FBI director Christopher Wray said: “China has pioneered a societal approach to stealing innovation”, including graduate students and researchers who go to the US yearly. In 2018, President Donald Trump told leading American CEOs and White House staff at a dinner that “almost every student that comes over to this country [from China] is a spy”.
The FBI, convinced that many Chinese scientists are spies, targets them more frequently than it does white Americans and, not surprisingly, finds heightened levels of unethical behaviour. A survey of 136 Economic Espionage Act prosecutions from 1997-2015 found that the percentage of those wrongfully charged was 21 per cent among Chinese, compared to just 11 per cent among those with Western names.
While a US Senate report last November claimed that excessive “co-authorship” with scholars in China may signal technological theft, the scientific world lauds scientific collaboration. According to America’s National Science Foundation, in the decade preceding 2018, the percentage of US publications from international collaboration rose from 25.2 per cent to 37 per cent.

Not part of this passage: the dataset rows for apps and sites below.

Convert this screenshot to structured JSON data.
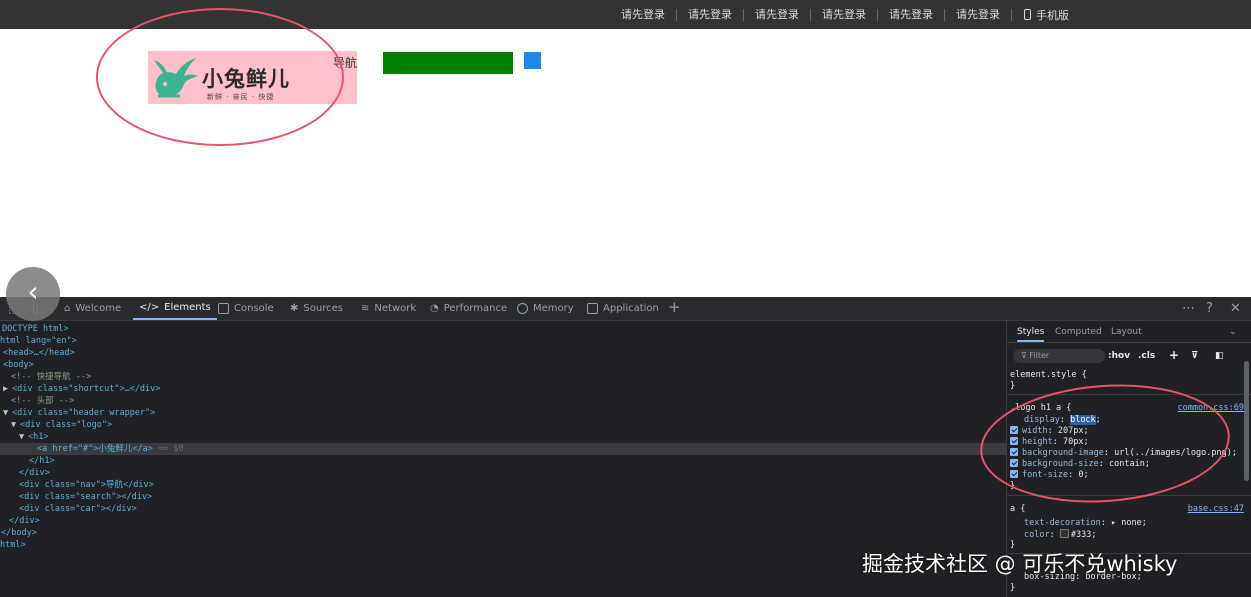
{
  "shortcut": {
    "links": [
      "请先登录",
      "请先登录",
      "请先登录",
      "请先登录",
      "请先登录",
      "请先登录"
    ],
    "mobile_label": "手机版"
  },
  "header": {
    "logo_title": "小兔鲜儿",
    "logo_subtitle": "新鲜 · 亲民 · 快捷",
    "nav_text": "导航"
  },
  "devtools": {
    "tabs": [
      "Welcome",
      "Elements",
      "Console",
      "Sources",
      "Network",
      "Performance",
      "Memory",
      "Application"
    ],
    "active_tab": "Elements",
    "dom": [
      "DOCTYPE html>",
      "html lang=\"en\">",
      "<head>…</head>",
      "<body>",
      "<!-- 快捷导航 -->",
      "<div class=\"shortcut\">…</div>",
      "<!-- 头部 -->",
      "<div class=\"header wrapper\">",
      "<div class=\"logo\">",
      "<h1>",
      "<a href=\"#\">小兔鲜儿</a>",
      "== $0",
      "</h1>",
      "</div>",
      "<div class=\"nav\">导航</div>",
      "<div class=\"search\"></div>",
      "<div class=\"car\"></div>",
      "</div>",
      "</body>",
      "html>"
    ],
    "styles_tabs": [
      "Styles",
      "Computed",
      "Layout"
    ],
    "filter_placeholder": "Filter",
    "hov_label": ":hov",
    "cls_label": ".cls",
    "rules": {
      "element_style": "element.style {",
      "close": "}",
      "logo_selector": ".logo h1 a {",
      "logo_source": "common.css:69",
      "logo_props": [
        {
          "name": "display",
          "value": "block"
        },
        {
          "name": "width",
          "value": "207px"
        },
        {
          "name": "height",
          "value": "70px"
        },
        {
          "name": "background-image",
          "value": "url(../images/logo.png)"
        },
        {
          "name": "background-size",
          "value": "contain"
        },
        {
          "name": "font-size",
          "value": "0"
        }
      ],
      "a_selector": "a {",
      "a_source": "base.css:47",
      "a_props": [
        {
          "name": "text-decoration",
          "value": "none"
        },
        {
          "name": "color",
          "value": "#333"
        }
      ],
      "last_prop": "box-sizing: border-box;"
    }
  },
  "watermark": "掘金技术社区 @ 可乐不兑whisky",
  "colors": {
    "shortcut_bg": "#333333",
    "logo_bg": "#ffc0cb",
    "search_box": "#008000",
    "cart_box": "#1e88e5",
    "annotation": "#e8546c",
    "devtools_bg": "#202124"
  }
}
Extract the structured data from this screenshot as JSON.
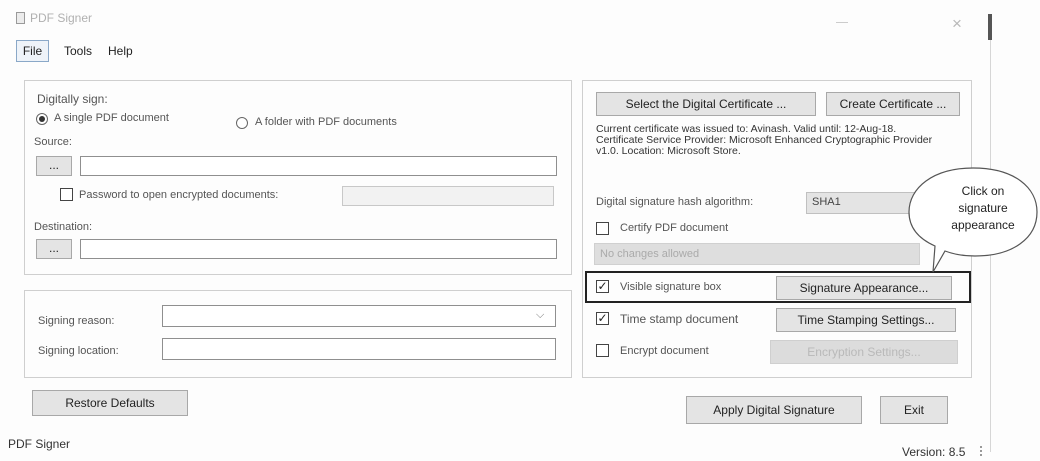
{
  "window": {
    "title": "PDF Signer",
    "close": "×"
  },
  "menu": {
    "items": [
      "File",
      "Tools",
      "Help"
    ]
  },
  "left": {
    "digitally_sign_label": "Digitally sign:",
    "radio_single": "A single PDF document",
    "radio_folder": "A folder with PDF documents",
    "source_label": "Source:",
    "browse": "...",
    "password_label": "Password to open encrypted documents:",
    "destination_label": "Destination:",
    "signing_reason_label": "Signing reason:",
    "signing_location_label": "Signing location:",
    "dropdown_arrow": "⌵"
  },
  "right": {
    "select_cert_button": "Select the Digital Certificate ...",
    "create_cert_button": "Create Certificate ...",
    "cert_info": "Current certificate was issued to: Avinash. Valid until: 12-Aug-18. Certificate Service Provider: Microsoft Enhanced Cryptographic Provider v1.0. Location: Microsoft Store.",
    "hash_label": "Digital signature hash algorithm:",
    "hash_value": "SHA1",
    "certify_label": "Certify PDF document",
    "certify_option": "No changes allowed",
    "visible_box_label": "Visible signature box",
    "signature_appearance_button": "Signature Appearance...",
    "timestamp_label": "Time stamp document",
    "timestamp_button": "Time Stamping Settings...",
    "encrypt_label": "Encrypt document",
    "encryption_button": "Encryption Settings...",
    "check_mark": "✓"
  },
  "callout": {
    "text": "Click on signature appearance"
  },
  "bottom": {
    "restore_button": "Restore Defaults",
    "apply_button": "Apply Digital Signature",
    "exit_button": "Exit"
  },
  "status": {
    "left": "PDF Signer",
    "version": "Version: 8.5"
  }
}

In another study, in the five years before 2019, US research publications would have declined without co-authors from China, while Chinese publications would have risen even without the US.

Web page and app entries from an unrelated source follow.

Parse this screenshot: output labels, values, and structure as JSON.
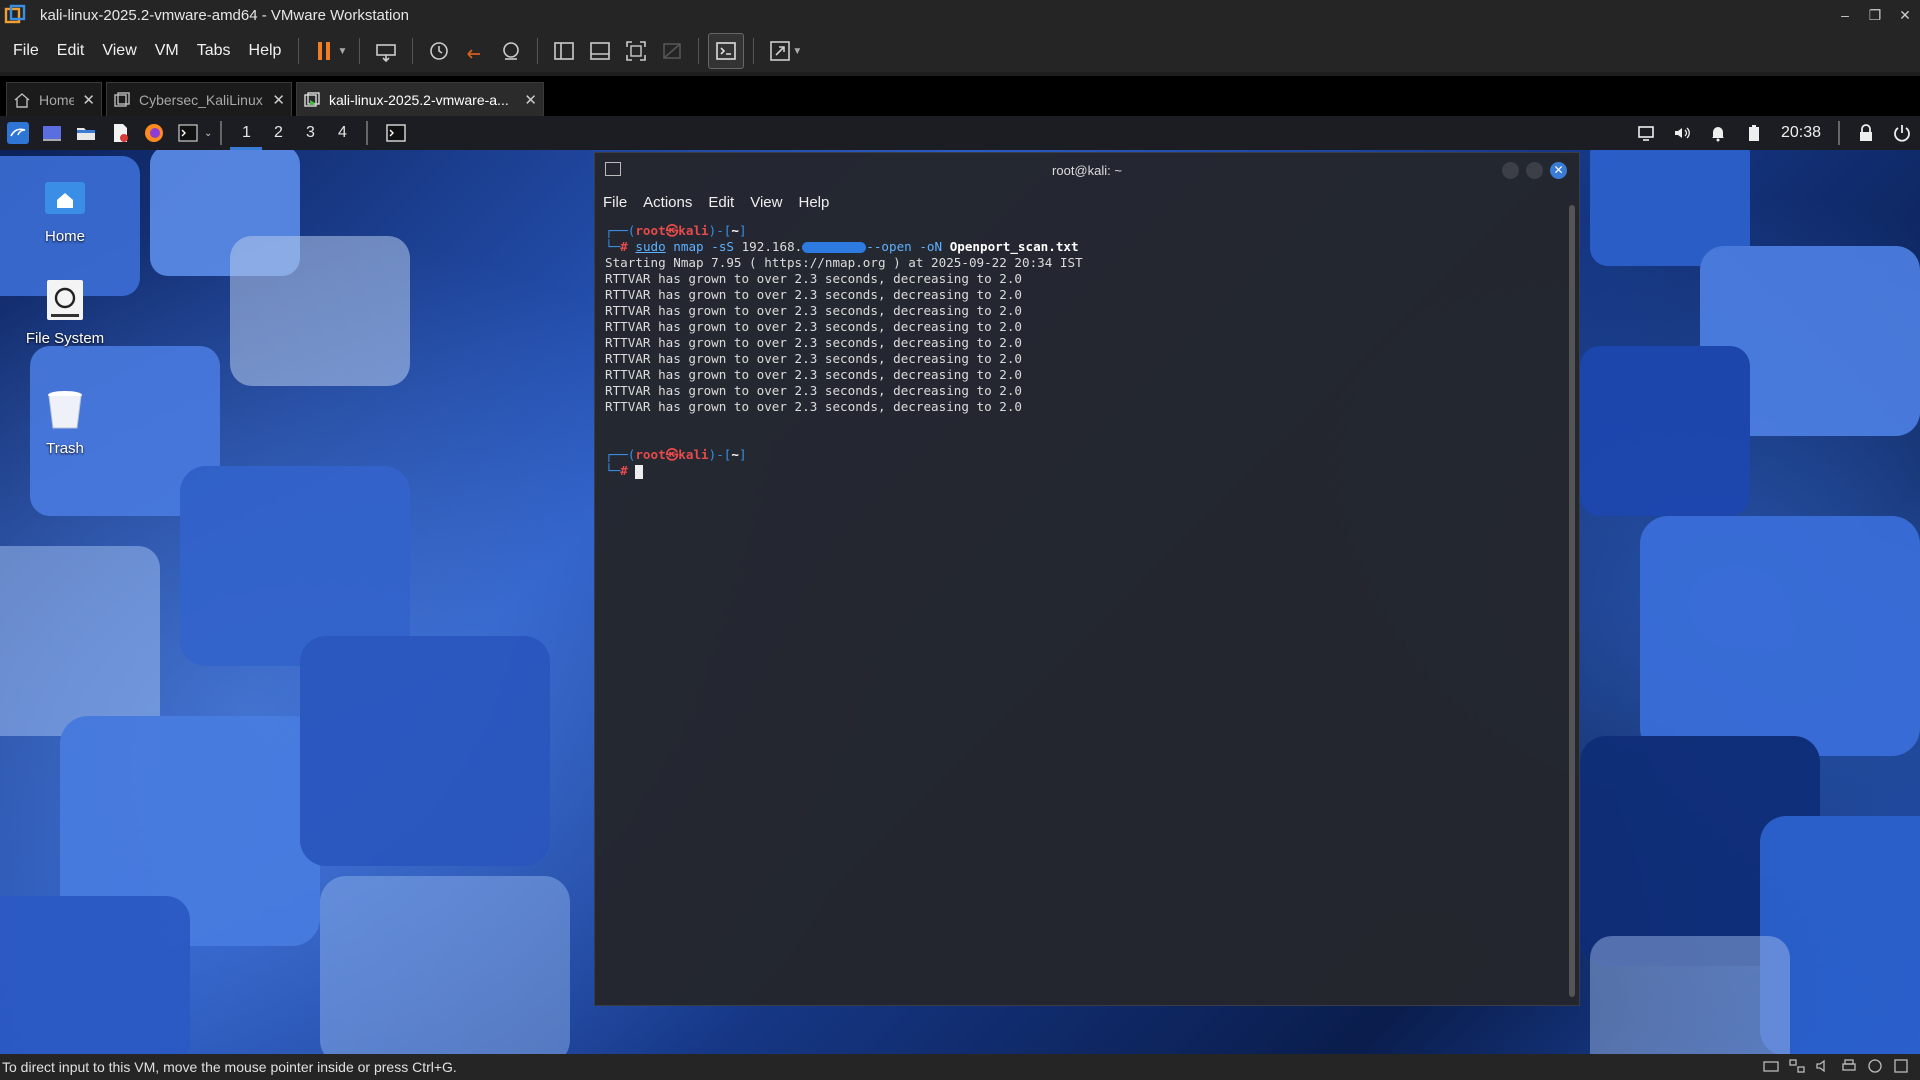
{
  "window": {
    "title": "kali-linux-2025.2-vmware-amd64 - VMware Workstation",
    "controls": [
      "minimize-icon",
      "restore-icon",
      "close-icon"
    ]
  },
  "menubar": {
    "items": [
      "File",
      "Edit",
      "View",
      "VM",
      "Tabs",
      "Help"
    ]
  },
  "tabs": [
    {
      "label": "Home",
      "icon": "home-icon"
    },
    {
      "label": "Cybersec_KaliLinux",
      "icon": "vm-icon"
    },
    {
      "label": "kali-linux-2025.2-vmware-a...",
      "icon": "vm-running-icon"
    }
  ],
  "guest_panel": {
    "workspaces": [
      "1",
      "2",
      "3",
      "4"
    ],
    "active_workspace": "1",
    "clock": "20:38"
  },
  "desktop_icons": [
    {
      "label": "Home"
    },
    {
      "label": "File System"
    },
    {
      "label": "Trash"
    }
  ],
  "terminal": {
    "title": "root@kali: ~",
    "menu": [
      "File",
      "Actions",
      "Edit",
      "View",
      "Help"
    ],
    "prompt_user": "root",
    "prompt_at": "㉿",
    "prompt_host": "kali",
    "prompt_dir": "~",
    "cmd_sudo": "sudo",
    "cmd_nmap": "nmap",
    "cmd_flag": "-sS",
    "cmd_ip": "192.168.",
    "cmd_open": "--open",
    "cmd_on": "-oN",
    "cmd_file": "Openport_scan.txt",
    "output_start": "Starting Nmap 7.95 ( https://nmap.org ) at 2025-09-22 20:34 IST",
    "rttvar_line": "RTTVAR has grown to over 2.3 seconds, decreasing to 2.0",
    "rttvar_count": 9
  },
  "statusbar": {
    "message": "To direct input to this VM, move the mouse pointer inside or press Ctrl+G."
  },
  "colors": {
    "accent": "#3a7bd5",
    "prompt_red": "#e54b4b",
    "pause_orange": "#f07c24"
  }
}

The US and China need to act if the world is to continue to benefit from their collaborative research. The contracts under which Thousand Talents Plan participants agree to transfer their laboratories in the US back to China must end. The Chinese government must publish the names, affiliations and projects of Thousand Talents Plan participants.
Secret payments to Foreign Thousand Talents Plan participants must be suspended. Thousand Talents Plan participants must report their affiliations in China and any Chinese funding they are receiving when filling out grant applications in the US.

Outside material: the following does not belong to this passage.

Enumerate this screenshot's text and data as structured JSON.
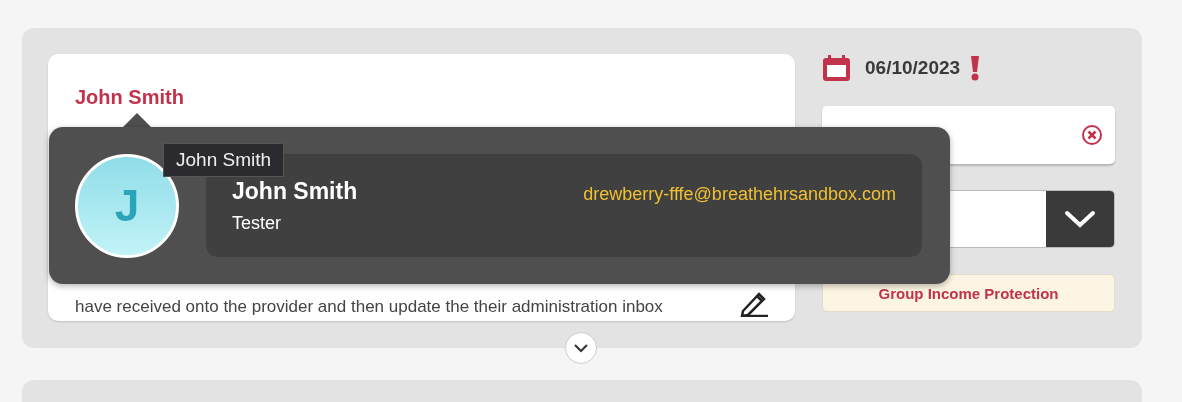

Finally, moving the Thousand Talents Plan underground, as the government has done, will not ameliorate mistrust, especially as the name of its replacement is available online and there are reports that recruitment to the programme is continuing.
On the US side, it makes sense for the Department of Energy, which is responsible for America’s nuclear programme, to forbid staff with high-level clearance from taking money from the Communist Party. But controls must come through “surgical strikes”, not by invoking, as FBI’s Wray has, a “whole of society response” to the false narrative that the US faces a “whole of society threat” from China.
Such a strategy will decimate Sino-US collaboration. US intelligence must also differentiate between intellectual property theft and “double dipping”, and not go after the latter through mechanisms such as accusations of wire fraud. Their goal should be to limit the spread of anxiety among Chinese scientists in the US or the scaring away of Chinese students from the US.
Appropriately, the NIH has removed 77 mainland-born Chinese in the US from its reviewers’ list. The NIH may also consider a moratorium on grant applications by non-US citizens from mainland China until the country becomes transparent on who participates in the new version of the Thousand Talents Plan.
But, most importantly, the two sides must re-establish communication among the NIH, the National Science Foundation and other US government agencies with China’s Ministry of Science and Technology, the Communist Party’s Organisation Department, which runs the Thousand Talents Plan, and the National Natural Science Foundation of China, to find mechanisms through which collaborative research can be maintained. Otherwise, the loss to both sides will be considerable.
David Zweig is Professor Emeritus at the Hong Kong University of Science and Technology, and director of Transnational China Consulting Limited. Kang Siqin is a PhD candidate in the Department of Politics and Public Administration at the University of Hong Kong. This commentary is an abbreviated version of a report written by the authors for the Centre for Strategic and International Studies, Washington, D.C. in May 2020